Sunday, April 13, 2008

A frisbee flop

One of my main motivations for coming to Korea was to try new things - I imagined these would include visiting splendid temples, trying strange cabbagey foods and singing in small rooms (all of which I have ticked off my imaginary Korean to-do list). One thing I didn't anticipate was taking part in an Ultimate Frisbee tournament, but I'd heard such positive things about the sport, it seemed something I shouldn't miss out on.

For those not in the know (which included me up until a few weeks ago), Ultimate Frisbee (also simply known as Ultimate) is a non-contact, team-based sport, which began life on US campus in the sixties. Apparently Joel Silver had a role in creating the rules, and setting up the tenets of the sport, which include a strong emphasis on sportsmanship and mutual respect. A game plays out as something like a cross between American football and netball, with two teams trying to pass the disc to their opponents' end-zone.

Despite the relative simplicity of the rules, as a almost complete newcomer to Ultimate, I was all at sea when it came to playing the actual games. My pathetic level of fitness didn't help matters either, as there is a ridiculous amount of running involved in a game. On sand. Quite frankly, I was appalling, and although I was starting to get a bit of a feel for the game by the end of the first day, by that point I was too exhausted to care very much.

Thankfully, this was a 'hat tournament', with a mix of beginners and more experienced players assigned to teams, not randomly as the name would suggest, but to create a balance of skill levels.

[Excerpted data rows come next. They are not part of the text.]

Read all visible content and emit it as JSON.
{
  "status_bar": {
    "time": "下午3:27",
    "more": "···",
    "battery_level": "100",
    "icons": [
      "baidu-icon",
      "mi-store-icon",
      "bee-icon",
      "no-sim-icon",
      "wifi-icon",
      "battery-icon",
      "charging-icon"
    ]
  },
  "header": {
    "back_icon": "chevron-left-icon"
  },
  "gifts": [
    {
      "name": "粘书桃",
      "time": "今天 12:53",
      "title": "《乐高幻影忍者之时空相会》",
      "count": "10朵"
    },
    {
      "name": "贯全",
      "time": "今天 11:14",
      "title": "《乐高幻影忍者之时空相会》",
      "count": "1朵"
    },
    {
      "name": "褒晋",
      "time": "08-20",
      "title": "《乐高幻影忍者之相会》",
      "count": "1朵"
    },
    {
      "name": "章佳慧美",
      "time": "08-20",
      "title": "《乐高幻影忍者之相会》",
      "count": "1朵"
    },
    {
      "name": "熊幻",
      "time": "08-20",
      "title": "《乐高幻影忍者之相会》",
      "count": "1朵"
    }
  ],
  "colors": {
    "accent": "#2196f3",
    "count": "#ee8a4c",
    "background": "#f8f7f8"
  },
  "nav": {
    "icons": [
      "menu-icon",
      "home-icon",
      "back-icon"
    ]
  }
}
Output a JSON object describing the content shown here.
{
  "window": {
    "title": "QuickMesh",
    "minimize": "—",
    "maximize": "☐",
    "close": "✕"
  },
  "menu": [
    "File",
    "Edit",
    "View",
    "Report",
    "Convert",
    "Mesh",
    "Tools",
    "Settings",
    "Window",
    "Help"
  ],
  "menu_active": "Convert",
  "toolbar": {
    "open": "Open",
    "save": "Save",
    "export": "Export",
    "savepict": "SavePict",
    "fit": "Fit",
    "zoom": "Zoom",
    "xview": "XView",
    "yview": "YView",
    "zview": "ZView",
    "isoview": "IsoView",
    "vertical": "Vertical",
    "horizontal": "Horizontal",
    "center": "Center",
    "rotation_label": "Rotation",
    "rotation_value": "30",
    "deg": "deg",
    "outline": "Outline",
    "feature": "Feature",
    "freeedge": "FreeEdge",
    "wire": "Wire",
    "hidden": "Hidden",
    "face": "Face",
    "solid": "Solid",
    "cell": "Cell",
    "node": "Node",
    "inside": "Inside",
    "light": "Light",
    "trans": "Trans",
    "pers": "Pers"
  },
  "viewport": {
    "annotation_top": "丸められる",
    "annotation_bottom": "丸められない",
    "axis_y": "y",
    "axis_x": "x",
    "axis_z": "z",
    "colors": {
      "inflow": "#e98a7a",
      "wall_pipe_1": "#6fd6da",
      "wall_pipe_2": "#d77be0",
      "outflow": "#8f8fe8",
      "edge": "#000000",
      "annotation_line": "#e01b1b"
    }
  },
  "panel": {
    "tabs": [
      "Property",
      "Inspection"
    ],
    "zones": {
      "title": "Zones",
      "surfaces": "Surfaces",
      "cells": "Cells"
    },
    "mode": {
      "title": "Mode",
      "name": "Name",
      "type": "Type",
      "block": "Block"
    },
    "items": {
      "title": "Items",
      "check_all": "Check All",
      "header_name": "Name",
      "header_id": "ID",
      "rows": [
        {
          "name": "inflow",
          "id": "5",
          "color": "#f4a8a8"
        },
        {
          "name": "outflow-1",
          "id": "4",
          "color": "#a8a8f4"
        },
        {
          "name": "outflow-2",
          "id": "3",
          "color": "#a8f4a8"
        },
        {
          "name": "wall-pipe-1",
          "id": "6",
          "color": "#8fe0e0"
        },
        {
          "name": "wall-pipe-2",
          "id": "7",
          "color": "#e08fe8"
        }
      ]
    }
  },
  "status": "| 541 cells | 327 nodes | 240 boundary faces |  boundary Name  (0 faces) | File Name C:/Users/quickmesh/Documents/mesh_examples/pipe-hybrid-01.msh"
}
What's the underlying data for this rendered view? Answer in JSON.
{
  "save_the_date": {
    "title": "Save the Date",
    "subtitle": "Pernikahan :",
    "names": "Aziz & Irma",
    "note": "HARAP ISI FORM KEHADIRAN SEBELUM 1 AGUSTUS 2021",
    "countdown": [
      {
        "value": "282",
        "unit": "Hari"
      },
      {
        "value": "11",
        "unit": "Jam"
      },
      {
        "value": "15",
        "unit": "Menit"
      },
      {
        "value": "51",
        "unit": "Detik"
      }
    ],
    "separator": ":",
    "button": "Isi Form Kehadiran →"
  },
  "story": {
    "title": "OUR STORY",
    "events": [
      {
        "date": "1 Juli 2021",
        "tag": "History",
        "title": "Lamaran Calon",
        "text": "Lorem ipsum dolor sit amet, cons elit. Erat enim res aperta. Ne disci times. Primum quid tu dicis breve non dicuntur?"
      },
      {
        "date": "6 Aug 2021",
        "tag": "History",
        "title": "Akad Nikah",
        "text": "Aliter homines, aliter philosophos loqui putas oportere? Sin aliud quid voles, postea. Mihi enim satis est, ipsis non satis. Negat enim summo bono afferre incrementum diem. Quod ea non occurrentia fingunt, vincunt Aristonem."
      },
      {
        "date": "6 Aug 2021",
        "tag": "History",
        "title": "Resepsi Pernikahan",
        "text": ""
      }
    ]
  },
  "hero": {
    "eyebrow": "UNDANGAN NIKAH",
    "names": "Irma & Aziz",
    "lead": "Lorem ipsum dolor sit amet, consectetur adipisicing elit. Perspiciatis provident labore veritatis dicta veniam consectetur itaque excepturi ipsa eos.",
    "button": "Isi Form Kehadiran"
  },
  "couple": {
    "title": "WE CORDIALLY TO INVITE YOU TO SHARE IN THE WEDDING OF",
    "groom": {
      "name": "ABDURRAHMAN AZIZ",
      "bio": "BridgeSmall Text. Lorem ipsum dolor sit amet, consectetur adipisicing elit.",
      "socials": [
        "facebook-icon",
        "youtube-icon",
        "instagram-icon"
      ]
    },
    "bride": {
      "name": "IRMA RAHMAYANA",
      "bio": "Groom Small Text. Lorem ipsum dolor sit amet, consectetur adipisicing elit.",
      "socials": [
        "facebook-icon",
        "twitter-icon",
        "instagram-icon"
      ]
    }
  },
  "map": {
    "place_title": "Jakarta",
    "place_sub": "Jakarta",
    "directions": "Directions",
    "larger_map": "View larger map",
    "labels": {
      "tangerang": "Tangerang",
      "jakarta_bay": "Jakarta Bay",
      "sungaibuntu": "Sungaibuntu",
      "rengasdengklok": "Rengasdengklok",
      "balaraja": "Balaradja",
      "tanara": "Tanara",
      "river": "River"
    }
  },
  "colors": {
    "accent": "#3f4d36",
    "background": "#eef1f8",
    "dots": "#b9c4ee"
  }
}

Alongside a few Korean participants, most of the players were an interesting mix of foreigners, who had travelled from all over Korea to play on Haeundae, Busan's most popular beach. The beach gets horribly crowded in the summer months, but on this weekend in early April, it was relatively quiet, even though the weather was beautiful.

My team were knocked out early on day two, so I could spend most Sunday resting my aching limbs, enjoying the sun and watching the other games. A good game of Ultimate can be very impressive to watch, with a mixture of fluid teamwork, lightning fast changes of pace, and more than a little good, old fashioned showing off. I'm very much looking forward to seeing more of the same at the International Ultimate Frisbee Tournament on Jeju Island this week, but won't be competing again until I've had a complete body transplant, at the very least.

Photo album:
Ultimate Frisbee tournament in Busan

1 comment:

Andrew said...

I think I'd actually quite like that. I thought it was all about how far you can throw it rather than being a team game.